JV: Tell us about your collaboration with Christopher J. Lynch. How did his storytelling prowess enhance the manuscript – and what did you find to be the key(s) to a pleasant and productive working relationship?
KO: Chris and I had a very comfortable and trusting relationship. As I stated earlier, if I told him something wasn’t going in the book, I knew I could trust him to not include it. Some writers do not operate that way. Because of this, Chris and I and our families have become very close. As far as Chris’ writing, it’s what actually sold me on the idea of having him write my life story. Along with the pitch letter he sent to me about doing my biography, he also included a copy of one of his crime novels. The book is called “One Eyed Jack,” and it’s about a professional blackmailer who gets in over his head. Let me tell you, I normally don’t read fiction, but I couldn’t put the book down! It’s so good in fact; it’s in pre-production to be adapted into a feature length film.

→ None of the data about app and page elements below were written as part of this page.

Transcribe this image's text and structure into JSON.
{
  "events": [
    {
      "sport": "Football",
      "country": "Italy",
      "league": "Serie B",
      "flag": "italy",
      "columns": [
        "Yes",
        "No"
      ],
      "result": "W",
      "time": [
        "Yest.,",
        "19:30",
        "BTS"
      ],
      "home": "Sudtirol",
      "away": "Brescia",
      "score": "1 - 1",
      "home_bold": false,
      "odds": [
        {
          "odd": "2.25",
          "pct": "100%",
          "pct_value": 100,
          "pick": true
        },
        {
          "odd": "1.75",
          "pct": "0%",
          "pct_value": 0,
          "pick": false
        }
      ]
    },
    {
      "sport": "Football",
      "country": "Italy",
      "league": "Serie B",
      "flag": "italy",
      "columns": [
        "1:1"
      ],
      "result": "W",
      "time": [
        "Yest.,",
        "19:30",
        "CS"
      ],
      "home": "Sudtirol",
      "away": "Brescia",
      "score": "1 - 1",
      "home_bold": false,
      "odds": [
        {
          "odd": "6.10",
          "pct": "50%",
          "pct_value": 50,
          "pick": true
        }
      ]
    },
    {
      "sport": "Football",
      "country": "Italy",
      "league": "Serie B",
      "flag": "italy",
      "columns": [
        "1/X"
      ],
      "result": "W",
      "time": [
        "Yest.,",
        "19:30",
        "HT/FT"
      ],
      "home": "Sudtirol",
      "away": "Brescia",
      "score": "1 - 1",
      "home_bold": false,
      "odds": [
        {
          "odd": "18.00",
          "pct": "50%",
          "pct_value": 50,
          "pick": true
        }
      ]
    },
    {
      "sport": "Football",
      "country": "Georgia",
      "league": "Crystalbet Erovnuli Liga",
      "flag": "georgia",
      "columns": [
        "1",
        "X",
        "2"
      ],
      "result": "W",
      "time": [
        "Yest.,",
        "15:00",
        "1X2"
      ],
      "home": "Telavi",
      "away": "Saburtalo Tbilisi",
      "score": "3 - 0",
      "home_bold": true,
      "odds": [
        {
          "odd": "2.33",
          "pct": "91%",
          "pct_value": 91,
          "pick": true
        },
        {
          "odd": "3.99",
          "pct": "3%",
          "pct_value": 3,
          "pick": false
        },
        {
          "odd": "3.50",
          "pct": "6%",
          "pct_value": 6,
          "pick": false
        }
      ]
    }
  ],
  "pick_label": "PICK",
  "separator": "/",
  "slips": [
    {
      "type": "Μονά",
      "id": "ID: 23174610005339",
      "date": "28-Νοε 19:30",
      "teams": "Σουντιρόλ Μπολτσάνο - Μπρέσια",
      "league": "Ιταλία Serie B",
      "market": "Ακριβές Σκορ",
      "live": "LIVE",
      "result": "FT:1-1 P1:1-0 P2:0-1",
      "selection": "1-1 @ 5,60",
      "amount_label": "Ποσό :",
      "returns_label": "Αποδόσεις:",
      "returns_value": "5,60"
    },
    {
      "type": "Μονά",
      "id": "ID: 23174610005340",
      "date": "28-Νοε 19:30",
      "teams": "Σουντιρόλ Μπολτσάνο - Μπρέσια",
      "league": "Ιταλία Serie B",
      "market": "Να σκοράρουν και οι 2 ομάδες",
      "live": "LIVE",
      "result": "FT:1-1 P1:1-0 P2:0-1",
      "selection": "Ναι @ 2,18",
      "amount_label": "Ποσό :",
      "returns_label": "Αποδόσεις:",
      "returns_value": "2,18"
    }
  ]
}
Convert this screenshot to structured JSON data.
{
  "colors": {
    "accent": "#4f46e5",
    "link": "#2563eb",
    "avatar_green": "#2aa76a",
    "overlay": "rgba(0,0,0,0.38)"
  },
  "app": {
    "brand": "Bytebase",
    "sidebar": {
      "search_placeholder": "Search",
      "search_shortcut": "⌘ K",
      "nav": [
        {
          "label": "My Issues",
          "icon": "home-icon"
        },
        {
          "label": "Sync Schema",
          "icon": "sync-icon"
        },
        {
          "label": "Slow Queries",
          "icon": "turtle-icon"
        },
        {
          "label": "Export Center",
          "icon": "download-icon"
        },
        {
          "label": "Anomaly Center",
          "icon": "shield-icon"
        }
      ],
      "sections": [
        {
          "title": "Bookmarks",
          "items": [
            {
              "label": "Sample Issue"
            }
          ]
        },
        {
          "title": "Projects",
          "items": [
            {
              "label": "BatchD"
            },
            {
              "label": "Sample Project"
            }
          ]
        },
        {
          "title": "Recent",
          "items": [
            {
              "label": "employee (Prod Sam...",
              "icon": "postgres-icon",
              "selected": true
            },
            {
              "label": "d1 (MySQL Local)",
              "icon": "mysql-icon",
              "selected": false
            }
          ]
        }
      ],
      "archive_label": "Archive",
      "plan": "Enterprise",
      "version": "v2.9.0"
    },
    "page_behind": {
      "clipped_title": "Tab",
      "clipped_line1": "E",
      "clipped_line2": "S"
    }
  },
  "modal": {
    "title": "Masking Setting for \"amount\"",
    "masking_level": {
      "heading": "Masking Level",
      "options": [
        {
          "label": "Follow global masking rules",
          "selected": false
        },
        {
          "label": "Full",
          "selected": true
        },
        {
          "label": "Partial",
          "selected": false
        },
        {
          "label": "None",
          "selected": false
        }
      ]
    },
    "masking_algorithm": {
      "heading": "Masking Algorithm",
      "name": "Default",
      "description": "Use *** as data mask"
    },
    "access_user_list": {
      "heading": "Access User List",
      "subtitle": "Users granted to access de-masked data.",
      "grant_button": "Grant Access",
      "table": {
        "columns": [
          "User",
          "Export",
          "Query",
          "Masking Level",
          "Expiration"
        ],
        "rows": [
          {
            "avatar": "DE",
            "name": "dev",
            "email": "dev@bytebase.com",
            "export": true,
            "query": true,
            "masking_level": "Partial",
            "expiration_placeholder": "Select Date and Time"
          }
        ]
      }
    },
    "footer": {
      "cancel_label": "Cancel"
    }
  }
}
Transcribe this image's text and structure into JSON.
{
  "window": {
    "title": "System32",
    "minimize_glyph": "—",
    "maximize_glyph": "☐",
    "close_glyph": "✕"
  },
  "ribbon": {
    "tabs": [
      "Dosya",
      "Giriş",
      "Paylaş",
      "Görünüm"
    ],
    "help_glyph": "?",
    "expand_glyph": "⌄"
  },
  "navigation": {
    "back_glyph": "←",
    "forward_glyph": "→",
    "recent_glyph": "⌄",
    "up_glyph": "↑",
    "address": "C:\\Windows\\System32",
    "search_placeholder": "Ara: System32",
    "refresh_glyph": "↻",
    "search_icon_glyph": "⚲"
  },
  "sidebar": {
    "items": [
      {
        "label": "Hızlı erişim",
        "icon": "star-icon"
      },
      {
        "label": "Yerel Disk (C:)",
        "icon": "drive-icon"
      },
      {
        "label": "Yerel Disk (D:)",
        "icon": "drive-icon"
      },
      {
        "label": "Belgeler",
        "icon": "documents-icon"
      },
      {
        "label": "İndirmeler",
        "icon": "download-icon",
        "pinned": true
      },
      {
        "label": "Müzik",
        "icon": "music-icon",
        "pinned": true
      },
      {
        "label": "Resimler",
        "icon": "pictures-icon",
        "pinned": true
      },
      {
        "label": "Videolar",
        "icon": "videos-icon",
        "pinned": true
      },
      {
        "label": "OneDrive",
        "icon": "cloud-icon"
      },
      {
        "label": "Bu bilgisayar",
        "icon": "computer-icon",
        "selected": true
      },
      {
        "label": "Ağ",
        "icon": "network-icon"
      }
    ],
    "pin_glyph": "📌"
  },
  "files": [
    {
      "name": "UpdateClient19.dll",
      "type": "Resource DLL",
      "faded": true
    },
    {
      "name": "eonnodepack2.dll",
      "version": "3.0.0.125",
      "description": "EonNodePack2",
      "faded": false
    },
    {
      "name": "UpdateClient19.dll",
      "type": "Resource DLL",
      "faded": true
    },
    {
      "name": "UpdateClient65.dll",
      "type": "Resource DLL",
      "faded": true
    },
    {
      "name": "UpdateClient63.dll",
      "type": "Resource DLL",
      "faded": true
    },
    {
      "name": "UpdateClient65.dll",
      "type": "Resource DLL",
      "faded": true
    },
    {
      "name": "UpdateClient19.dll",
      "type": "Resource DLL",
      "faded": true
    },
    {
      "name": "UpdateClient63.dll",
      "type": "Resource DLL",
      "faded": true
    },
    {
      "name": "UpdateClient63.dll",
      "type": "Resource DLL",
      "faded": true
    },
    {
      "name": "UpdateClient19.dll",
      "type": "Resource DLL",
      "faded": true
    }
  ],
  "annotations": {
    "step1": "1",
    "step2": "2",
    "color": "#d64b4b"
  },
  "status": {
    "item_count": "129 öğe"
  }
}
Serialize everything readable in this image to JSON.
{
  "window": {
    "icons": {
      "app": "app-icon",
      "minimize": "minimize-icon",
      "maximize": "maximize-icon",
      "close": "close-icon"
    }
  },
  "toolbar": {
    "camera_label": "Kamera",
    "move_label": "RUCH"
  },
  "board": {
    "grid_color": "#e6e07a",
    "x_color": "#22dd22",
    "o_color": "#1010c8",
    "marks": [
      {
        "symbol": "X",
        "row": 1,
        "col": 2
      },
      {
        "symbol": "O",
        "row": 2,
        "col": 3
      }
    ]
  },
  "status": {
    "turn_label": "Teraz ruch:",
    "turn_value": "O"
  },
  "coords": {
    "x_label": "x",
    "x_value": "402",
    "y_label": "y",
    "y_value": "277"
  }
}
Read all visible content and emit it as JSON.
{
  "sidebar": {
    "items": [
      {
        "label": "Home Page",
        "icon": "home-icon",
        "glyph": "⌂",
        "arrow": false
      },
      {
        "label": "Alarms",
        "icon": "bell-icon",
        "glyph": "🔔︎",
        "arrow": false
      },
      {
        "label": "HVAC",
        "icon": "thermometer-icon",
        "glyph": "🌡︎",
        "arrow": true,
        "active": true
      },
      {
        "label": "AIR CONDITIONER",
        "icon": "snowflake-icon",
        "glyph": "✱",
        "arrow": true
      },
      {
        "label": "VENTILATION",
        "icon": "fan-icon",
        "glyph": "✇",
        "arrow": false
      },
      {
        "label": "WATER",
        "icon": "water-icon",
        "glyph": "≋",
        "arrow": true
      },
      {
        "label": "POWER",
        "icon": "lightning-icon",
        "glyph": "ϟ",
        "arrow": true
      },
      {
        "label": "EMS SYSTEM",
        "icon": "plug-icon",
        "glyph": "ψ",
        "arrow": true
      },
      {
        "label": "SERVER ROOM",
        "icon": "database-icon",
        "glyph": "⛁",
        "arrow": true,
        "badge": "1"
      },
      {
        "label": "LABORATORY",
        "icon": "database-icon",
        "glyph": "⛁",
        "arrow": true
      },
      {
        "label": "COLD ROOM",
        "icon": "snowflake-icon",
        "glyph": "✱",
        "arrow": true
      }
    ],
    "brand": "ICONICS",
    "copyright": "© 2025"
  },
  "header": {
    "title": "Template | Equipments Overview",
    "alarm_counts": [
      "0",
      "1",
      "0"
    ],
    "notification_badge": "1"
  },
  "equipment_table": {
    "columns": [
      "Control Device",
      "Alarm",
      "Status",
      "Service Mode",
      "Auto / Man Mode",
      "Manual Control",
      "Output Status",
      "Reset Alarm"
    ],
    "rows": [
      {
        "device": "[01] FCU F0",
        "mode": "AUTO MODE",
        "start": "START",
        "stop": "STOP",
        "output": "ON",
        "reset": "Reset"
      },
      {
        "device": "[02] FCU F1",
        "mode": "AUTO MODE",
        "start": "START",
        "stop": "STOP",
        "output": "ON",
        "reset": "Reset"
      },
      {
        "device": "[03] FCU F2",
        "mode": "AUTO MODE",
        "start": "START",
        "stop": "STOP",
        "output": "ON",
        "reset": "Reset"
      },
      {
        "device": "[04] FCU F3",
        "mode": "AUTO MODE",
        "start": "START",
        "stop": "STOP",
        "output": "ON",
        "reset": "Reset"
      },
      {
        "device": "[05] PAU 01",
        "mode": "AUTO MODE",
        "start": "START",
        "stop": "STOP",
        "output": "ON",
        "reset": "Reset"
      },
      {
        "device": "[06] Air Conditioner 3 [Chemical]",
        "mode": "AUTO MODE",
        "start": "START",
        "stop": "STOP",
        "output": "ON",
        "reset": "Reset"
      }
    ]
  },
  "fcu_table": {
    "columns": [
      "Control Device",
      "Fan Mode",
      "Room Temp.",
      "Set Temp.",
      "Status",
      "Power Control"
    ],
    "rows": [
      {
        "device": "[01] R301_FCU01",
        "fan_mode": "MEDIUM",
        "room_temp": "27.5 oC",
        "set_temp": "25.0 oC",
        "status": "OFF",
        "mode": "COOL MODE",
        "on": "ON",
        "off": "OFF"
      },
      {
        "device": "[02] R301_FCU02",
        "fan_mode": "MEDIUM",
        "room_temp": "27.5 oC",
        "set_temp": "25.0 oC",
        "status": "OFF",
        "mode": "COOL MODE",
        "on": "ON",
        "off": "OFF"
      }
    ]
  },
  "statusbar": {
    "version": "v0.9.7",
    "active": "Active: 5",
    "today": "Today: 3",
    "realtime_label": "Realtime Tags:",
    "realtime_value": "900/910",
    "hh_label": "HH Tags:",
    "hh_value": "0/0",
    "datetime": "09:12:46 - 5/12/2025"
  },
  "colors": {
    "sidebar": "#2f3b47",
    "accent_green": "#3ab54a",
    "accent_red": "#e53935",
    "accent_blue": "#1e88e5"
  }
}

JV: The entertainment industry has been something of a family affair for you and yours. What do you believe to be the common misconceptions about the business – and to what do you credit your family’s ability to avoid the dark side of fame?
KO: As far as misconceptions, first of all, none of us got rich by doing the Leave it to Beaver series. These were the days when we got residuals for only six reruns – then we were done. By 1966, none of us were getting a dime more for doing the series. It’s also not glamorous. Sure, you have moments where you do appearances and people recognize you and you get fan letters, but that’s after you’ve put in long days rehearsing, filming and for us kids – going to school on the set. What kept me from falling into the “dark side” of the industry as you say, came down to what it always does for people: I had great parents, and they trained me well and instilled great values in me. They also taught me common sense about money and that I couldn’t count on the good fortune of doing a show forever. Therefore, I never spent money I didn’t have and didn’t end up destitute like other child actors. And I’m proud to tell you that these values have not been lost on people who have read “Eddie.” I get so many fan letters from people who have read the book and they are so grateful to read about someone who was part of the “Hollywood Scene” who wasn’t sleeping with everyone in town, and who hasn’t been married sixteen times, and who didn’t get addicted to drugs or get in trouble with the law. To them it’s refreshing. And you know what; it’s refreshing to me as well, and I’m glad that I could share it with them.
With thanks to Ken Osmond for his generosity of time and thought and to Christopher J. Lynch for facilitating this interview.